  46. Federal Election Commission, "April Quarterly" accessed July 23, 2013
  47. Federal Election Commission, "July Quarterly" accessed July 23, 2013
  48. Federal Election Commission, "October Quarterly," accessed October 23, 2013
  49. Federal Election Commission, "Year End Report," accessed February 10, 2014
  50. Federal Election Commission, "April Quarterly," accessed April 21, 2014
  51. Federal Election Commission, "Ileana Ros-Lehtinen July Quarterly," accessed September 30, 2014
  52. Federal Election Commission, "Ileana Ros-Lehtinen Pre-Primary," accessed September 30, 2014
  53. [ Federal Election Commission, "Ileana Ros-Lehtinen October Quarterly," accessed October 20, 2014]
  54. Open Secrets, "Ileana Ros-Lehtinen 2012 Election Cycle," accessed February 14, 2013
  55. Open Secrets, "Election 2012: The Big Picture Shows Record Cost of Winning a Seat in Congress," accessed June 19, 2013
  56. Open Secrets, "Ileana Ros-Lehtinen 2010 Election Cycle," accessed October 27, 2011
  57. OpenSecrets, "Ros-Lehtinen, (R-Fl), 2012," accessed February 18, 2014
  58. This figure represents the total percentage growth from either 2004 (if the member entered office in 2004 or earlier) or their first year in office (as noted in the chart below).

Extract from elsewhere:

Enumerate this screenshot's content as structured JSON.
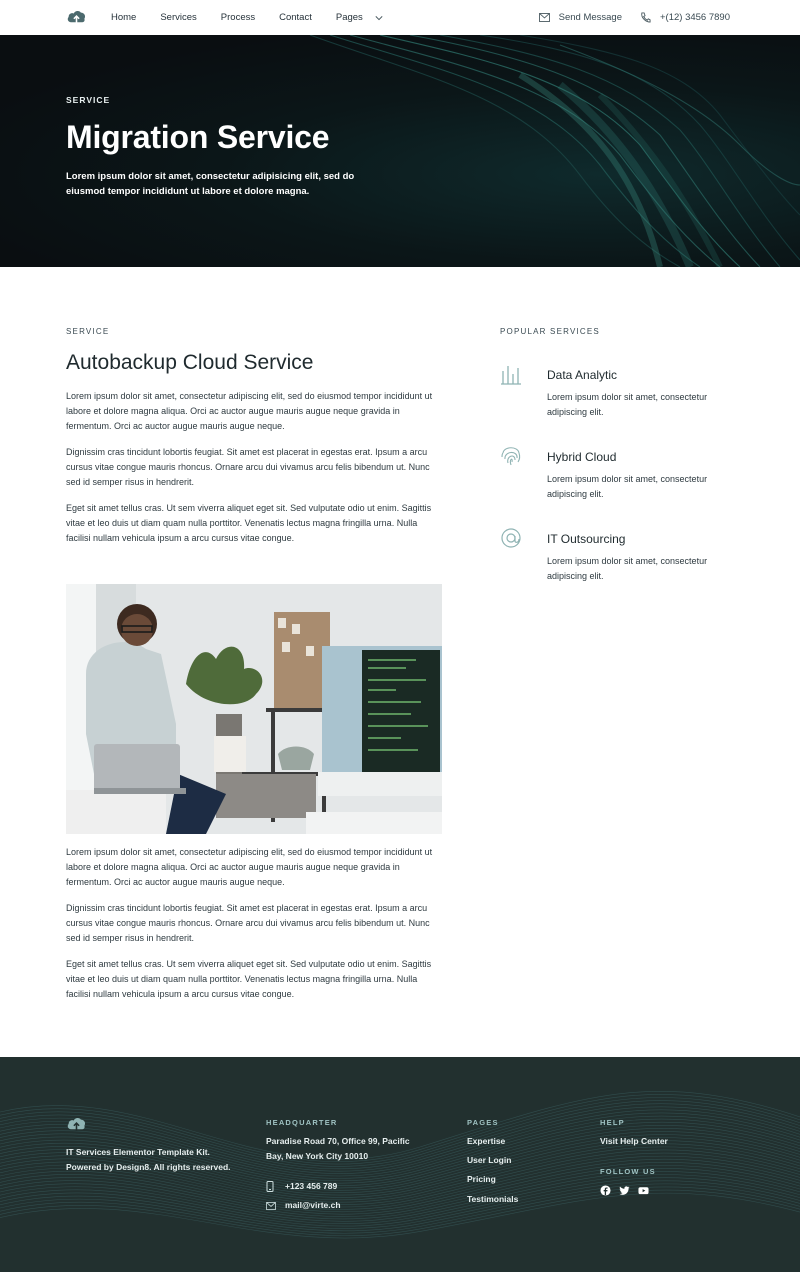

  59. This number was found by dividing each member's total net worth growth percentage by the number of years included in the calculation.
  60. This figure represents the total percentage growth divided by the number of years for which there are net worth figures for each member.
  61. This figure was calculated using median asset data from the Census Bureau. Please see the Congressional Net Worth data for Ballotpedia spreadsheet for more information on this calculation.
  62., "Rep. Ileana Ros-Lehtinen," accessed September 23, 2014
  63. GovTrack, "Ros-Lehtinen," accessed July 24, 2014
  64. OpenCongress, "Rep. Ileana Ros-Lehtinen," accessed July 24, 2014
  65. GovTrack, "Ileana Ros-Lehtinen," accessed July 24, 2014
  66. LegiStorm, "Ileana Ros-Lehtinen," accessed 2012
  67. National Journal, "2013 Congressional Vote Ratings," accessed July 28, 2014
  68. National Journal, "2012 Congressional Vote Ratings," accessed February 27, 2013
  69. National Journal, "Searchable Vote Ratings Tables: House," accessed February 23, 2012
  70. OpenCongress, "Voting With Party," accessed July 2014
  71. OpenCongress, "Voting With Party," accessed July 2014
  72. Vote, "Meet Ileana," accessed October 19, 2011
Political offices
Preceded by
U.S. House of Representatives - Florida, District 27
Succeeded by
Preceded by
Claude Pepper
U.S. House of Representatives - Florida, District 18
Succeeded by
Patrick Murphy (D)
Preceded by
Florida State Senate, District 34
Succeeded by
Preceded by
Florida House of Representatives, District 110
Succeeded by